→ Records supplied
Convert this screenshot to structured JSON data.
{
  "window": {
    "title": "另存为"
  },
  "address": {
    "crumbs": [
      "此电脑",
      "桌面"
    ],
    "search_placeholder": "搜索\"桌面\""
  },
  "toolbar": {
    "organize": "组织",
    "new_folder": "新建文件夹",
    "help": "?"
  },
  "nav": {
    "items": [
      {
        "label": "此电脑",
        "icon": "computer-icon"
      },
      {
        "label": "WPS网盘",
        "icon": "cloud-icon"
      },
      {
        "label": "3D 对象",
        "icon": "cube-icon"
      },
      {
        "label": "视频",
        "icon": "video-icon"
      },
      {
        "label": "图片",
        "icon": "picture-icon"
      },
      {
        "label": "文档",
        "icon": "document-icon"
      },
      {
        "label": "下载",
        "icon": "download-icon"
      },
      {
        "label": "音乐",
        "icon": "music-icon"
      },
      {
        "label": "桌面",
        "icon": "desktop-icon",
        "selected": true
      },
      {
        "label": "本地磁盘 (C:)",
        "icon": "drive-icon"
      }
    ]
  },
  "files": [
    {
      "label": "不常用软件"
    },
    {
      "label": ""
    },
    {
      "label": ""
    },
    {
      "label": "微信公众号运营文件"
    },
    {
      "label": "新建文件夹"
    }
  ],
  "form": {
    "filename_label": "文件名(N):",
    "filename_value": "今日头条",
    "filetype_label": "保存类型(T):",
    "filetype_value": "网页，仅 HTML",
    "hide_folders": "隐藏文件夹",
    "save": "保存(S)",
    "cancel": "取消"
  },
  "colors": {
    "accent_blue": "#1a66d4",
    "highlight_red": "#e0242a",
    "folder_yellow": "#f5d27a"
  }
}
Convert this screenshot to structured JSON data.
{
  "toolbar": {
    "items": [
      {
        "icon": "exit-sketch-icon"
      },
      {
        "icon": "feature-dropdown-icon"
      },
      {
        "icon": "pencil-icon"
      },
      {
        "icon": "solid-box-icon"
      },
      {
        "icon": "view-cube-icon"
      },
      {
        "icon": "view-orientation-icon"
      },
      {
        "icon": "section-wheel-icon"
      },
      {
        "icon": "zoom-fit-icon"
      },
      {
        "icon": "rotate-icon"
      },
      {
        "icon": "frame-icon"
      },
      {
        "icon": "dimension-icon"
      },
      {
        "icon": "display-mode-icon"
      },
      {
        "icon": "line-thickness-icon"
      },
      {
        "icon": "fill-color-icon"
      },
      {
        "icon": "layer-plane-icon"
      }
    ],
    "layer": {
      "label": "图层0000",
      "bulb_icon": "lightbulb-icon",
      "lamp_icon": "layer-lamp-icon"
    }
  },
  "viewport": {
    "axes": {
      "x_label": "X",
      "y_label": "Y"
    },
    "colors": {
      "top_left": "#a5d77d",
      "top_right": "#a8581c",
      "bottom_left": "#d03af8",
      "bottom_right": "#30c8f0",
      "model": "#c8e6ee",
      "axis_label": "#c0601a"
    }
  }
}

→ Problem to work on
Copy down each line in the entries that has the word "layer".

→ Solution below
        "icon": "layer-plane-icon"
    "layer": {
      "lamp_icon": "layer-lamp-icon"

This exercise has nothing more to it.